Categorized under Labor
Science is the great antidote to the poison of enthusiasm and superstition.
Categorized under Science
It is not from the benevolence of the butcher, the brewer, or the baker, that we expect our dinner, but from their regard to their own self-interest. We address ourselves, not to their humanity but to their self-love, and never talk to them of our own neccessities but of their advantages.
No society can surely be flourishing and happy, of which the far greater part of the members are poor and miserable.
A person who can acquire no property, can have no other interest but to eat as much, and to labour as little as possible. Whatever work he does beyond what is sufficient to purchase his own maintenance can be squeezed out of him by violence only, and not by any interest of his own.
The affluence of the rich excites the indignation of the poor, who are often both driven by want, and prompted by envy, to invade his possessions.
The man whose whole life is spent in performing a few simple operations, of which the effects are perhaps always the same, or very nearly the same, has no occasion to exert his understanding or to exercise his invention in finding out expedients for removing difficulties which never occur. He naturally loses, therefore, the habit of such exertion, and generally becomes as stupid and ignorant as it is possible for a human creature to become.

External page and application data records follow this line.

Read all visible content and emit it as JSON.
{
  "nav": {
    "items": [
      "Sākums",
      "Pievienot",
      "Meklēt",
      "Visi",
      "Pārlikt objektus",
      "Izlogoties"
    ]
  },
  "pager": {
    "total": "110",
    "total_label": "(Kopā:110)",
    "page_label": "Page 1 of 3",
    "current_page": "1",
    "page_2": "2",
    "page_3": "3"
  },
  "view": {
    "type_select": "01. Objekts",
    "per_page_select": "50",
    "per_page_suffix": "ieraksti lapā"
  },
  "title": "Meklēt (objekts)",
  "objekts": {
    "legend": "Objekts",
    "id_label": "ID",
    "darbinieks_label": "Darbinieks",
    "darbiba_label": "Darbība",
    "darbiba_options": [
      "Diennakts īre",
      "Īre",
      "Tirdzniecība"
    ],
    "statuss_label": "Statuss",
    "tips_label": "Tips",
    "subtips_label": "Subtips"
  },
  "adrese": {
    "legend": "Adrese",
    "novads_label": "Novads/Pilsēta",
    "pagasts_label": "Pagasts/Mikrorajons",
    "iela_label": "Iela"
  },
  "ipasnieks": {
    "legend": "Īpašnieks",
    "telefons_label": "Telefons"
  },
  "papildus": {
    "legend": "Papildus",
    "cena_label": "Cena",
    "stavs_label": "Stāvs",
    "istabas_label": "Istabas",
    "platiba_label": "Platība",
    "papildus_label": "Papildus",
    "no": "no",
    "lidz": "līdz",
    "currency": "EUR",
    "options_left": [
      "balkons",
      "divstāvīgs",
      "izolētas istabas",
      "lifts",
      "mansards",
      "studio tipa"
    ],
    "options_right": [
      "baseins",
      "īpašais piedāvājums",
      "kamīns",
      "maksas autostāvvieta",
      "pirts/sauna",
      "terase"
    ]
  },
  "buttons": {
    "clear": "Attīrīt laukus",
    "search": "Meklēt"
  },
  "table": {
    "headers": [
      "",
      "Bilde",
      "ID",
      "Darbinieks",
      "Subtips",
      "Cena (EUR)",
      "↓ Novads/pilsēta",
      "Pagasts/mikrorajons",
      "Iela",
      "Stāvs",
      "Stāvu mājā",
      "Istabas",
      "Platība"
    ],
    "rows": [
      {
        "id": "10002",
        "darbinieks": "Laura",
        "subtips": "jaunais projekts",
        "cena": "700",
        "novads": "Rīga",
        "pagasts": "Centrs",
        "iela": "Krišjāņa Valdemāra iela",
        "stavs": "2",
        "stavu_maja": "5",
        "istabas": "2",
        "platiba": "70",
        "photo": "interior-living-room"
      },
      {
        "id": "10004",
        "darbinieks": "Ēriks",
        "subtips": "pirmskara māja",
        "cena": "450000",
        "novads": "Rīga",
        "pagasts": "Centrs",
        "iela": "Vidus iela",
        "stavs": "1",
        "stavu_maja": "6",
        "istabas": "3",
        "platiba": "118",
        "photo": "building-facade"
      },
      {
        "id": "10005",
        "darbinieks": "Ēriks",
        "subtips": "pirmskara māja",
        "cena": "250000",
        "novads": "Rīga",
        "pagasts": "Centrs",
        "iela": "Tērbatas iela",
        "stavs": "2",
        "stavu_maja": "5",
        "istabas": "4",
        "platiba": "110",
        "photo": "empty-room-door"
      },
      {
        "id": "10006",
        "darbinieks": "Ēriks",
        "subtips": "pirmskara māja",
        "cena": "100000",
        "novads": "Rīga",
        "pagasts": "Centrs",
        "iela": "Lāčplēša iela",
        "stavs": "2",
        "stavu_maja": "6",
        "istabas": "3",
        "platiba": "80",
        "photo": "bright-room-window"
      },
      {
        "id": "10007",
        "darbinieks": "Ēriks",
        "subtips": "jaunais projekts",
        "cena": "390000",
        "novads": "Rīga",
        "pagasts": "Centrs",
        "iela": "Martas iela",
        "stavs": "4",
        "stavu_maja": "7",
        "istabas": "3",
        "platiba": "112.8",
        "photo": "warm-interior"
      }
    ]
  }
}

The difference of natural talents in different men is, in reality, much less than we are aware of; and the very different genius which appears to distinguish men of different professions, when grown up to maturity, is not upon many occasions so much the cause as the effect of the division of labour. The difference between the most dissimilar characters, between a philosopher and a common street porter, for example, seems to arise not so much from nature as from habit, custom, and education. When they came into the world, and for the first six or eight years of their existence, they were perhaps very much alike, and neither their parents nor playfellows could perceive any remarkable difference...
All for ourselves and nothing for other people seems, in every age of the world, to have been the vile maxim of the masters of mankind.